Boarding schools have been advised to be alert to signs of xenophobia among pupils arising from the coronavirus outbreak.
New guidance issued by the Boarding Schools' Association (BSA) to its members suggests they should look out for prejudice towards Chinese students by others – either in person or on social media.
It also says that pupils who do travel to China should be told that when they return to the UK they may face "protective measures", including quarantine.
China sends more pupils to UK fee-paying schools than any other country, with the latest figures indicating that Chinese children make up about one in six of all international students.
Updated guidance published on the BSA's website gives member schools information on the virus and advice on dealing with the situation.
In a section on supporting students, the guidance says it is natural that young people, particularly those from China, will be concerned.
The BSA suggests that pupils from affected areas should be "suitably and publicly supported".

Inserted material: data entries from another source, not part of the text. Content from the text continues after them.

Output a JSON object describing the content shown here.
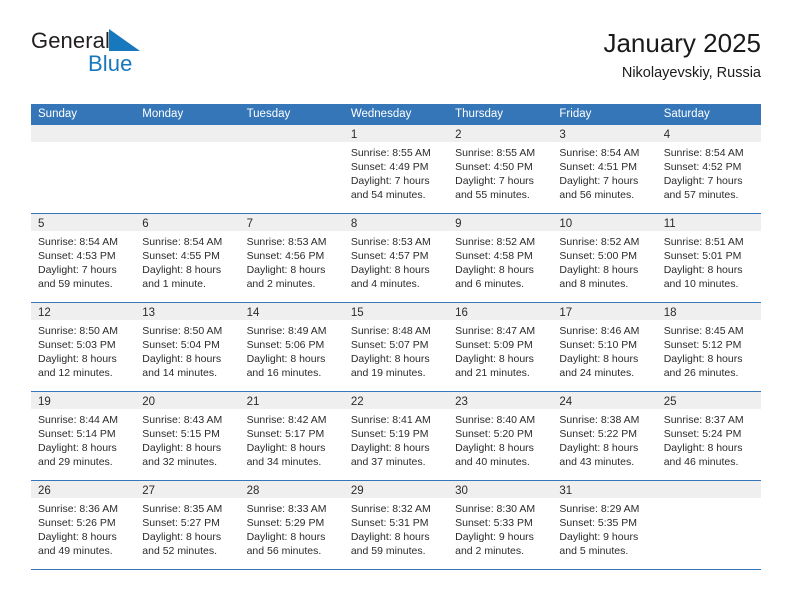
{
  "brand": {
    "name_part1": "General",
    "name_part2": "Blue",
    "triangle_color": "#1878be",
    "text_color": "#231f20"
  },
  "header": {
    "title": "January 2025",
    "subtitle": "Nikolayevskiy, Russia"
  },
  "theme": {
    "header_blue": "#3476b8",
    "day_band_gray": "#efefef",
    "text_dark": "#2b2b2b"
  },
  "weekday_headers": [
    "Sunday",
    "Monday",
    "Tuesday",
    "Wednesday",
    "Thursday",
    "Friday",
    "Saturday"
  ],
  "weeks": [
    [
      {
        "day": "",
        "empty": true,
        "lines": []
      },
      {
        "day": "",
        "empty": true,
        "lines": []
      },
      {
        "day": "",
        "empty": true,
        "lines": []
      },
      {
        "day": "1",
        "empty": false,
        "lines": [
          "Sunrise: 8:55 AM",
          "Sunset: 4:49 PM",
          "Daylight: 7 hours",
          "and 54 minutes."
        ]
      },
      {
        "day": "2",
        "empty": false,
        "lines": [
          "Sunrise: 8:55 AM",
          "Sunset: 4:50 PM",
          "Daylight: 7 hours",
          "and 55 minutes."
        ]
      },
      {
        "day": "3",
        "empty": false,
        "lines": [
          "Sunrise: 8:54 AM",
          "Sunset: 4:51 PM",
          "Daylight: 7 hours",
          "and 56 minutes."
        ]
      },
      {
        "day": "4",
        "empty": false,
        "lines": [
          "Sunrise: 8:54 AM",
          "Sunset: 4:52 PM",
          "Daylight: 7 hours",
          "and 57 minutes."
        ]
      }
    ],
    [
      {
        "day": "5",
        "empty": false,
        "lines": [
          "Sunrise: 8:54 AM",
          "Sunset: 4:53 PM",
          "Daylight: 7 hours",
          "and 59 minutes."
        ]
      },
      {
        "day": "6",
        "empty": false,
        "lines": [
          "Sunrise: 8:54 AM",
          "Sunset: 4:55 PM",
          "Daylight: 8 hours",
          "and 1 minute."
        ]
      },
      {
        "day": "7",
        "empty": false,
        "lines": [
          "Sunrise: 8:53 AM",
          "Sunset: 4:56 PM",
          "Daylight: 8 hours",
          "and 2 minutes."
        ]
      },
      {
        "day": "8",
        "empty": false,
        "lines": [
          "Sunrise: 8:53 AM",
          "Sunset: 4:57 PM",
          "Daylight: 8 hours",
          "and 4 minutes."
        ]
      },
      {
        "day": "9",
        "empty": false,
        "lines": [
          "Sunrise: 8:52 AM",
          "Sunset: 4:58 PM",
          "Daylight: 8 hours",
          "and 6 minutes."
        ]
      },
      {
        "day": "10",
        "empty": false,
        "lines": [
          "Sunrise: 8:52 AM",
          "Sunset: 5:00 PM",
          "Daylight: 8 hours",
          "and 8 minutes."
        ]
      },
      {
        "day": "11",
        "empty": false,
        "lines": [
          "Sunrise: 8:51 AM",
          "Sunset: 5:01 PM",
          "Daylight: 8 hours",
          "and 10 minutes."
        ]
      }
    ],
    [
      {
        "day": "12",
        "empty": false,
        "lines": [
          "Sunrise: 8:50 AM",
          "Sunset: 5:03 PM",
          "Daylight: 8 hours",
          "and 12 minutes."
        ]
      },
      {
        "day": "13",
        "empty": false,
        "lines": [
          "Sunrise: 8:50 AM",
          "Sunset: 5:04 PM",
          "Daylight: 8 hours",
          "and 14 minutes."
        ]
      },
      {
        "day": "14",
        "empty": false,
        "lines": [
          "Sunrise: 8:49 AM",
          "Sunset: 5:06 PM",
          "Daylight: 8 hours",
          "and 16 minutes."
        ]
      },
      {
        "day": "15",
        "empty": false,
        "lines": [
          "Sunrise: 8:48 AM",
          "Sunset: 5:07 PM",
          "Daylight: 8 hours",
          "and 19 minutes."
        ]
      },
      {
        "day": "16",
        "empty": false,
        "lines": [
          "Sunrise: 8:47 AM",
          "Sunset: 5:09 PM",
          "Daylight: 8 hours",
          "and 21 minutes."
        ]
      },
      {
        "day": "17",
        "empty": false,
        "lines": [
          "Sunrise: 8:46 AM",
          "Sunset: 5:10 PM",
          "Daylight: 8 hours",
          "and 24 minutes."
        ]
      },
      {
        "day": "18",
        "empty": false,
        "lines": [
          "Sunrise: 8:45 AM",
          "Sunset: 5:12 PM",
          "Daylight: 8 hours",
          "and 26 minutes."
        ]
      }
    ],
    [
      {
        "day": "19",
        "empty": false,
        "lines": [
          "Sunrise: 8:44 AM",
          "Sunset: 5:14 PM",
          "Daylight: 8 hours",
          "and 29 minutes."
        ]
      },
      {
        "day": "20",
        "empty": false,
        "lines": [
          "Sunrise: 8:43 AM",
          "Sunset: 5:15 PM",
          "Daylight: 8 hours",
          "and 32 minutes."
        ]
      },
      {
        "day": "21",
        "empty": false,
        "lines": [
          "Sunrise: 8:42 AM",
          "Sunset: 5:17 PM",
          "Daylight: 8 hours",
          "and 34 minutes."
        ]
      },
      {
        "day": "22",
        "empty": false,
        "lines": [
          "Sunrise: 8:41 AM",
          "Sunset: 5:19 PM",
          "Daylight: 8 hours",
          "and 37 minutes."
        ]
      },
      {
        "day": "23",
        "empty": false,
        "lines": [
          "Sunrise: 8:40 AM",
          "Sunset: 5:20 PM",
          "Daylight: 8 hours",
          "and 40 minutes."
        ]
      },
      {
        "day": "24",
        "empty": false,
        "lines": [
          "Sunrise: 8:38 AM",
          "Sunset: 5:22 PM",
          "Daylight: 8 hours",
          "and 43 minutes."
        ]
      },
      {
        "day": "25",
        "empty": false,
        "lines": [
          "Sunrise: 8:37 AM",
          "Sunset: 5:24 PM",
          "Daylight: 8 hours",
          "and 46 minutes."
        ]
      }
    ],
    [
      {
        "day": "26",
        "empty": false,
        "lines": [
          "Sunrise: 8:36 AM",
          "Sunset: 5:26 PM",
          "Daylight: 8 hours",
          "and 49 minutes."
        ]
      },
      {
        "day": "27",
        "empty": false,
        "lines": [
          "Sunrise: 8:35 AM",
          "Sunset: 5:27 PM",
          "Daylight: 8 hours",
          "and 52 minutes."
        ]
      },
      {
        "day": "28",
        "empty": false,
        "lines": [
          "Sunrise: 8:33 AM",
          "Sunset: 5:29 PM",
          "Daylight: 8 hours",
          "and 56 minutes."
        ]
      },
      {
        "day": "29",
        "empty": false,
        "lines": [
          "Sunrise: 8:32 AM",
          "Sunset: 5:31 PM",
          "Daylight: 8 hours",
          "and 59 minutes."
        ]
      },
      {
        "day": "30",
        "empty": false,
        "lines": [
          "Sunrise: 8:30 AM",
          "Sunset: 5:33 PM",
          "Daylight: 9 hours",
          "and 2 minutes."
        ]
      },
      {
        "day": "31",
        "empty": false,
        "lines": [
          "Sunrise: 8:29 AM",
          "Sunset: 5:35 PM",
          "Daylight: 9 hours",
          "and 5 minutes."
        ]
      },
      {
        "day": "",
        "empty": true,
        "lines": []
      }
    ]
  ]
}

"They will be worried about themselves but more particularly about their friends and families," the advice says.
And it also counsels schools to "stay alert for any signs of xenophobia by students towards one another, or by any external audiences, either in school or on social media sites".
It adds: "Such behaviour should not be tolerated and action should be taken against anyone acting in this way."
On the issue of xenophobia, a BSA spokesperson said: "We have not heard of anything happening in our schools, and we don't envisage it happening in our schools. We are trying to make sure we are covering every eventuality."
A separate section on pupils travelling to China advises schools that they should tell young people that "protective measures could well be in place before they return".
"Depending on how the virus spreads in that time, this could include the need for returning pupils to be quarantined," it says.
Schools should work with guardians to develop quarantine processes, the guidance says, adding: "This should not be seen as an overreaction or 'scaremongering' but is based on experience gained from the progress of previous such diseases."
The BSA also says it understands that some schools have already cancelled visits from prospective parents, agents and pupils from China.
"While cancellation may be unnecessary, it is obviously prudent to minimise any unnecessary risk," it adds.